What you have to do
With the images excluded, set down every line of the listing below exactly.

========

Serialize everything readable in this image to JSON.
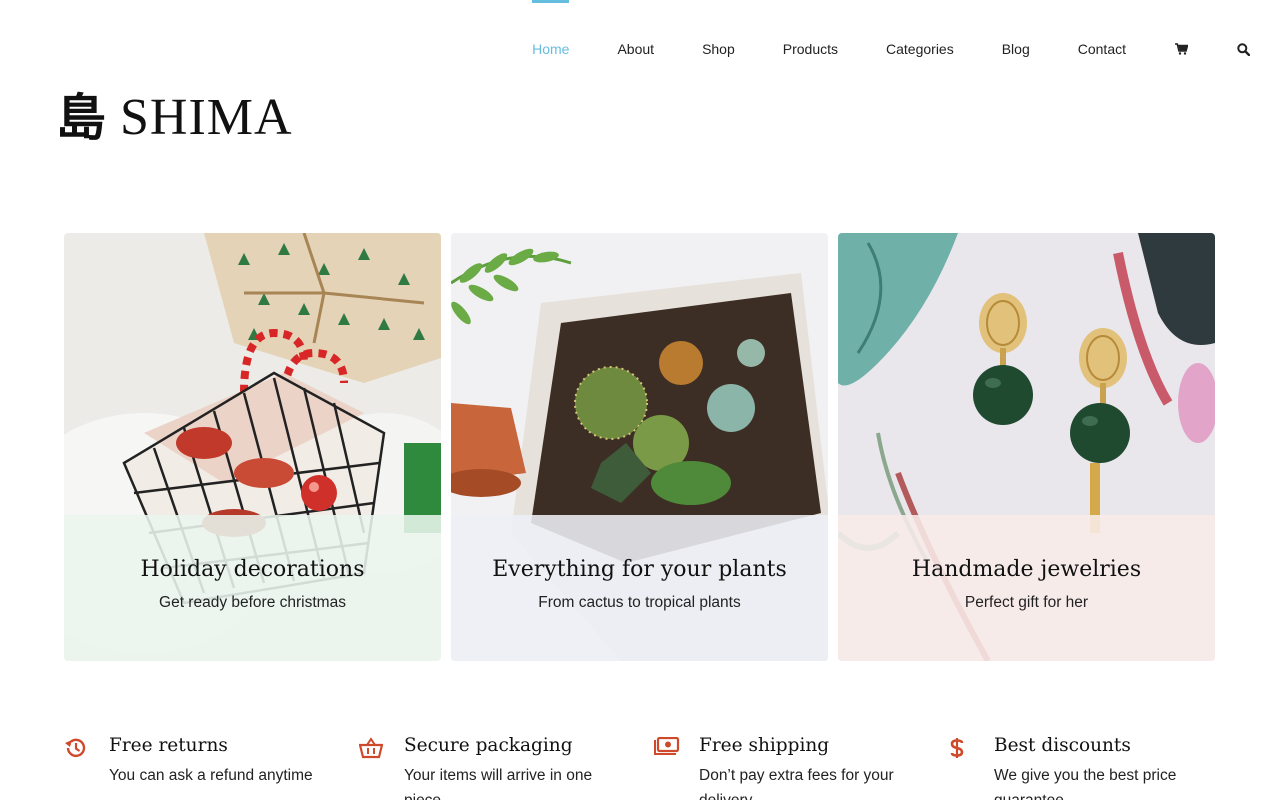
{
  "brand": {
    "glyph": "島",
    "name": "SHIMA"
  },
  "nav": {
    "items": [
      {
        "label": "Home",
        "active": true
      },
      {
        "label": "About"
      },
      {
        "label": "Shop"
      },
      {
        "label": "Products"
      },
      {
        "label": "Categories"
      },
      {
        "label": "Blog"
      },
      {
        "label": "Contact"
      }
    ],
    "icons": [
      "cart-icon",
      "search-icon"
    ]
  },
  "colors": {
    "accent": "#65bde0",
    "feature_icon": "#cf4a2b",
    "card1_overlay": "#eaf6ee",
    "card2_overlay": "#eeeff6",
    "card3_overlay": "#f8ece9"
  },
  "cards": [
    {
      "title": "Holiday decorations",
      "subtitle": "Get ready before christmas"
    },
    {
      "title": "Everything for your plants",
      "subtitle": "From cactus to tropical plants"
    },
    {
      "title": "Handmade jewelries",
      "subtitle": "Perfect gift for her"
    }
  ],
  "features": [
    {
      "icon": "history-icon",
      "title": "Free returns",
      "text": "You can ask a refund anytime"
    },
    {
      "icon": "basket-icon",
      "title": "Secure packaging",
      "text": "Your items will arrive in one piece"
    },
    {
      "icon": "money-icon",
      "title": "Free shipping",
      "text": "Don’t pay extra fees for your delivery"
    },
    {
      "icon": "dollar-icon",
      "title": "Best discounts",
      "text": "We give you the best price guarantee"
    }
  ]
}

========

Exercise result
Serialize everything readable in this image to JSON.
{
  "brand": {
    "glyph": "島",
    "name": "SHIMA"
  },
  "nav": {
    "items": [
      {
        "label": "Home",
        "active": true
      },
      {
        "label": "About"
      },
      {
        "label": "Shop"
      },
      {
        "label": "Products"
      },
      {
        "label": "Categories"
      },
      {
        "label": "Blog"
      },
      {
        "label": "Contact"
      }
    ],
    "icons": [
      "cart-icon",
      "search-icon"
    ]
  },
  "colors": {
    "accent": "#65bde0",
    "feature_icon": "#cf4a2b",
    "card1_overlay": "#eaf6ee",
    "card2_overlay": "#eeeff6",
    "card3_overlay": "#f8ece9"
  },
  "cards": [
    {
      "title": "Holiday decorations",
      "subtitle": "Get ready before christmas"
    },
    {
      "title": "Everything for your plants",
      "subtitle": "From cactus to tropical plants"
    },
    {
      "title": "Handmade jewelries",
      "subtitle": "Perfect gift for her"
    }
  ],
  "features": [
    {
      "icon": "history-icon",
      "title": "Free returns",
      "text": "You can ask a refund anytime"
    },
    {
      "icon": "basket-icon",
      "title": "Secure packaging",
      "text": "Your items will arrive in one piece"
    },
    {
      "icon": "money-icon",
      "title": "Free shipping",
      "text": "Don’t pay extra fees for your delivery"
    },
    {
      "icon": "dollar-icon",
      "title": "Best discounts",
      "text": "We give you the best price guarantee"
    }
  ]
}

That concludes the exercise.